» **WHAT THE EXERCISE ASKS**: Where a line in the listing below holds "data", add it to the tally, and reply with that tally alone.

» **RECORDS SUPPLIED**:

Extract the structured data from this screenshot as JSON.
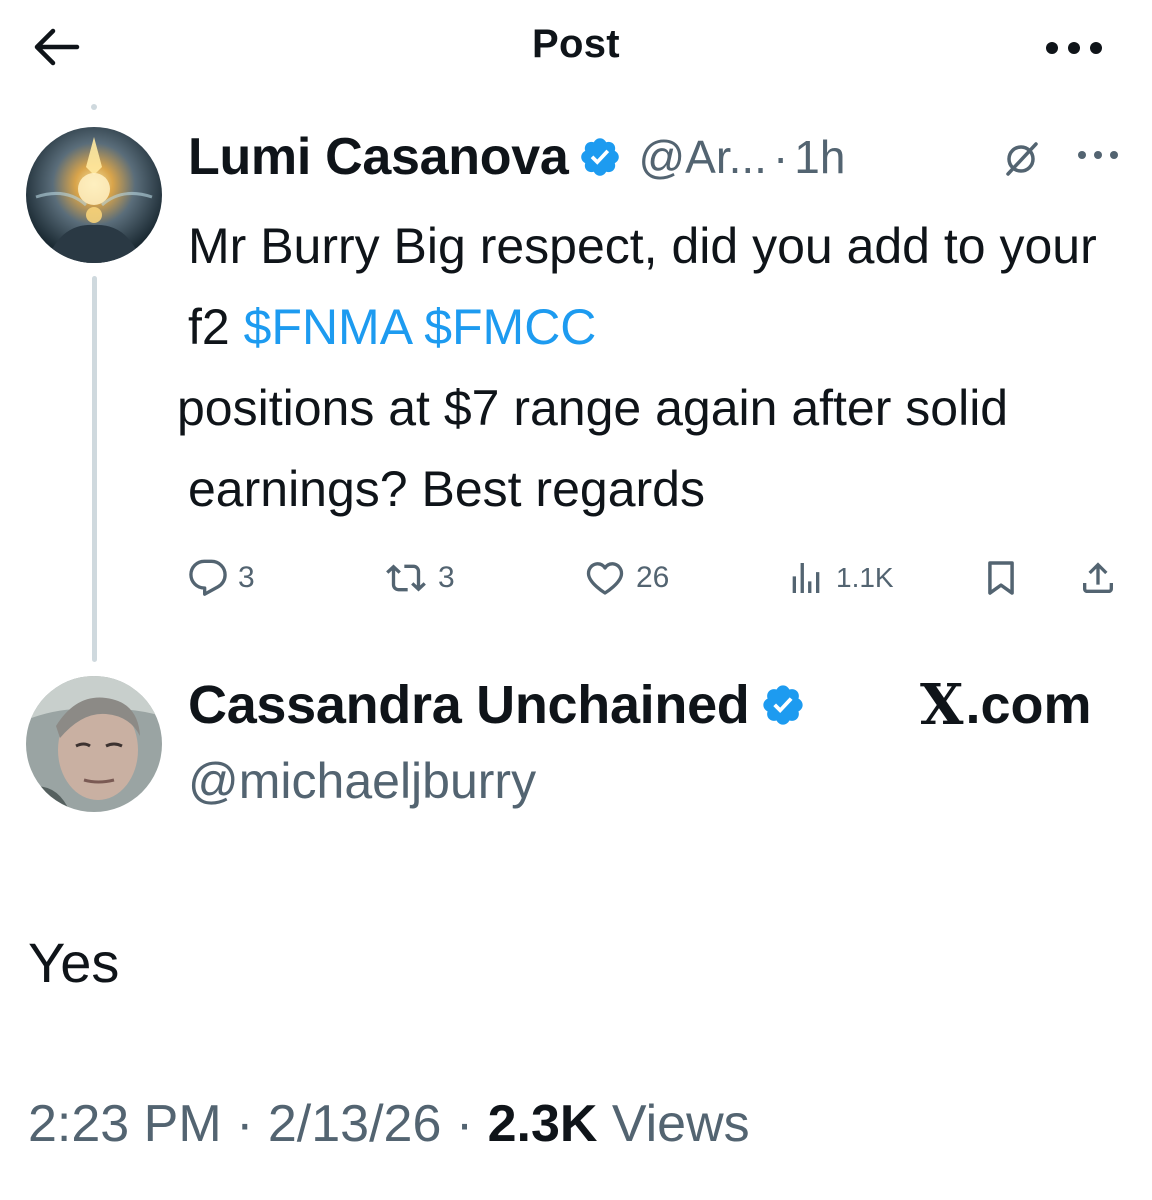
{
  "header": {
    "title": "Post"
  },
  "reply": {
    "author_name": "Lumi Casanova",
    "handle": "@Ar...",
    "separator": "·",
    "time": "1h",
    "text_parts": {
      "line_a": "Mr Burry Big respect, did you add to your f2 ",
      "cashtag_1": "$FNMA",
      "space": " ",
      "cashtag_2": "$FMCC",
      "line_b": " positions at $7 range again after solid earnings? Best regards"
    },
    "stats": {
      "replies": "3",
      "reposts": "3",
      "likes": "26",
      "views": "1.1K"
    }
  },
  "main_post": {
    "author_name": "Cassandra Unchained",
    "source": ".com",
    "source_mark": "X",
    "handle": "@michaeljburry",
    "text": "Yes",
    "timestamp": "2:23 PM",
    "sep1": " · ",
    "date": "2/13/26",
    "sep2": " · ",
    "views_count": "2.3K",
    "views_label": " Views"
  },
  "colors": {
    "accent": "#1d9bf0",
    "text": "#0f1419",
    "secondary": "#536471",
    "thread_line": "#cfd9de"
  },
  "icons": {
    "back": "arrow-left-icon",
    "more": "more-horizontal-icon",
    "verified": "verified-badge-icon",
    "grok": "grok-icon",
    "reply": "reply-bubble-icon",
    "repost": "repost-icon",
    "like": "heart-icon",
    "views": "views-bars-icon",
    "bookmark": "bookmark-icon",
    "share": "share-icon"
  }
}
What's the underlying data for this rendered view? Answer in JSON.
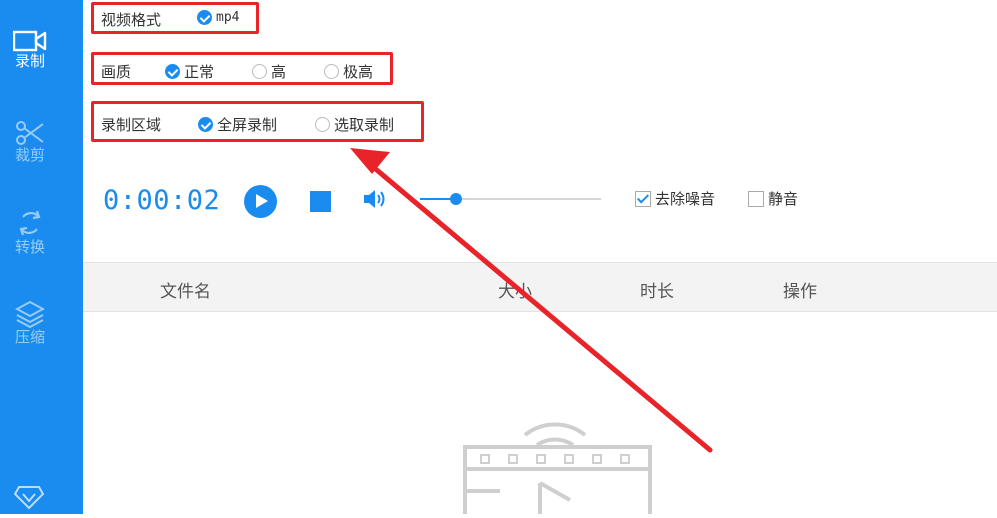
{
  "sidebar": {
    "items": [
      {
        "label": "录制",
        "icon": "video-camera-icon"
      },
      {
        "label": "裁剪",
        "icon": "scissors-icon"
      },
      {
        "label": "转换",
        "icon": "convert-arrows-icon"
      },
      {
        "label": "压缩",
        "icon": "layers-icon"
      }
    ],
    "bottom_icon": "vip-diamond-icon"
  },
  "settings": {
    "format": {
      "label": "视频格式",
      "options": [
        {
          "text": "mp4",
          "checked": true
        }
      ]
    },
    "quality": {
      "label": "画质",
      "options": [
        {
          "text": "正常",
          "checked": true
        },
        {
          "text": "高",
          "checked": false
        },
        {
          "text": "极高",
          "checked": false
        }
      ]
    },
    "area": {
      "label": "录制区域",
      "options": [
        {
          "text": "全屏录制",
          "checked": true
        },
        {
          "text": "选取录制",
          "checked": false
        }
      ]
    }
  },
  "controls": {
    "timer": "0:00:02",
    "volume_level": 0.2,
    "denoise": {
      "label": "去除噪音",
      "checked": true
    },
    "mute": {
      "label": "静音",
      "checked": false
    }
  },
  "table": {
    "headers": [
      "文件名",
      "大小",
      "时长",
      "操作"
    ]
  },
  "colors": {
    "accent": "#1a8cf0",
    "highlight": "#e8232a"
  }
}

» **COMPLETED EXERCISE**: 2